- **Task to carry out**
Scan the entries below for the word "手把手教你实现AI换脸". Copy each line that has it.

- **Provided data**
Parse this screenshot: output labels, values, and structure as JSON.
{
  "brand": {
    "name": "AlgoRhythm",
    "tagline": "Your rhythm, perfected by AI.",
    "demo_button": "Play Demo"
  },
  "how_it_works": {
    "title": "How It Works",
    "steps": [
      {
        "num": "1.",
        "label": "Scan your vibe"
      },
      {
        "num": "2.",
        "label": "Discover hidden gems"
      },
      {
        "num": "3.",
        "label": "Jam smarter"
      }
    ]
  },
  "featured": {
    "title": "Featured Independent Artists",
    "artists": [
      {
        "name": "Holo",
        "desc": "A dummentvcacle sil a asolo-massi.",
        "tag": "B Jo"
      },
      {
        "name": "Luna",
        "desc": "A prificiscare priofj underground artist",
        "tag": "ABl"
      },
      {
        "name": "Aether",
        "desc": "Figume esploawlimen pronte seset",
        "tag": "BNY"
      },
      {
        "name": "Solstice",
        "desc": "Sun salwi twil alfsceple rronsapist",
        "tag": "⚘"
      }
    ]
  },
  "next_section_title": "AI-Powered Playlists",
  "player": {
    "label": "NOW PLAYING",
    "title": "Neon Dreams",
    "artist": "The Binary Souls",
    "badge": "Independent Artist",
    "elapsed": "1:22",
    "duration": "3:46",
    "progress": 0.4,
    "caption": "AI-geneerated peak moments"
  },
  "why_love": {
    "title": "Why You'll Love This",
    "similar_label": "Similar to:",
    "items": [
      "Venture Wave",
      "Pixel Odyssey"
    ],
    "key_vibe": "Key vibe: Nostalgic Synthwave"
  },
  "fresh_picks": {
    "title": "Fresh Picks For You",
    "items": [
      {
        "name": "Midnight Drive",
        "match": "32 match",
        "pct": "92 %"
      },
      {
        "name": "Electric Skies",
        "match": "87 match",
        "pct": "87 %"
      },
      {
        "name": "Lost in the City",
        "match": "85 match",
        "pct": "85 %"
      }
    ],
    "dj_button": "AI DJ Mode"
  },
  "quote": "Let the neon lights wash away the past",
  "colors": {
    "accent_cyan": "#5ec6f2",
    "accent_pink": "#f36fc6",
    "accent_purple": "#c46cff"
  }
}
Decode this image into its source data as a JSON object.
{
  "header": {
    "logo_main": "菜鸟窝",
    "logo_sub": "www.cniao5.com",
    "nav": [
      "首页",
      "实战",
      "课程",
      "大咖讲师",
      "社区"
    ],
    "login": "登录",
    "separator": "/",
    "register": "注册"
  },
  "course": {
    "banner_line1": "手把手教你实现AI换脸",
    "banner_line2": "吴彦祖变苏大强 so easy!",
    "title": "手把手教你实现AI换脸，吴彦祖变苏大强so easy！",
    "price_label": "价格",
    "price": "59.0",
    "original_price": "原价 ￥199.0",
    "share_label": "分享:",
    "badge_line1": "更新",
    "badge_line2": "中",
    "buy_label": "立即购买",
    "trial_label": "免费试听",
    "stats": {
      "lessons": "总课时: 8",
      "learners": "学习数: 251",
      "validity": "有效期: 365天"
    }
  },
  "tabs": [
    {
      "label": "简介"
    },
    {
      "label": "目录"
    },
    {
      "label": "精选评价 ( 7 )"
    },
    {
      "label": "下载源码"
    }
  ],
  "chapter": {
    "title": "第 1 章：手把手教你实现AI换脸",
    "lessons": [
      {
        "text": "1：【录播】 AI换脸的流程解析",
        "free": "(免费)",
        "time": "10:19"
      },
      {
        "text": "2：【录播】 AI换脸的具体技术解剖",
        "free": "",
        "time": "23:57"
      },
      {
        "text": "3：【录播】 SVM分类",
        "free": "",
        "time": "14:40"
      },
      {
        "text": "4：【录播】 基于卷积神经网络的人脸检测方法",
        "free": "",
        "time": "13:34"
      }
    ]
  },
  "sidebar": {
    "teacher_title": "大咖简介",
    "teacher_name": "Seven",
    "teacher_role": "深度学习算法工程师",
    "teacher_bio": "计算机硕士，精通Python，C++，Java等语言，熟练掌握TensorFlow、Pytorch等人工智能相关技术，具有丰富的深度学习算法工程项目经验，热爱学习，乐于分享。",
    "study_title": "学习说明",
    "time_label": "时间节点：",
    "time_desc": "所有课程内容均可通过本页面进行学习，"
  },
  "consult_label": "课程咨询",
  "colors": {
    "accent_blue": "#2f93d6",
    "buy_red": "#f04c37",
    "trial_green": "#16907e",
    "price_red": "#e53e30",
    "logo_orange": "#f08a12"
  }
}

- **Reply**
    "banner_line1": "手把手教你实现AI换脸",
    "title": "手把手教你实现AI换脸，吴彦祖变苏大强so easy！",
    "title": "第 1 章：手把手教你实现AI换脸",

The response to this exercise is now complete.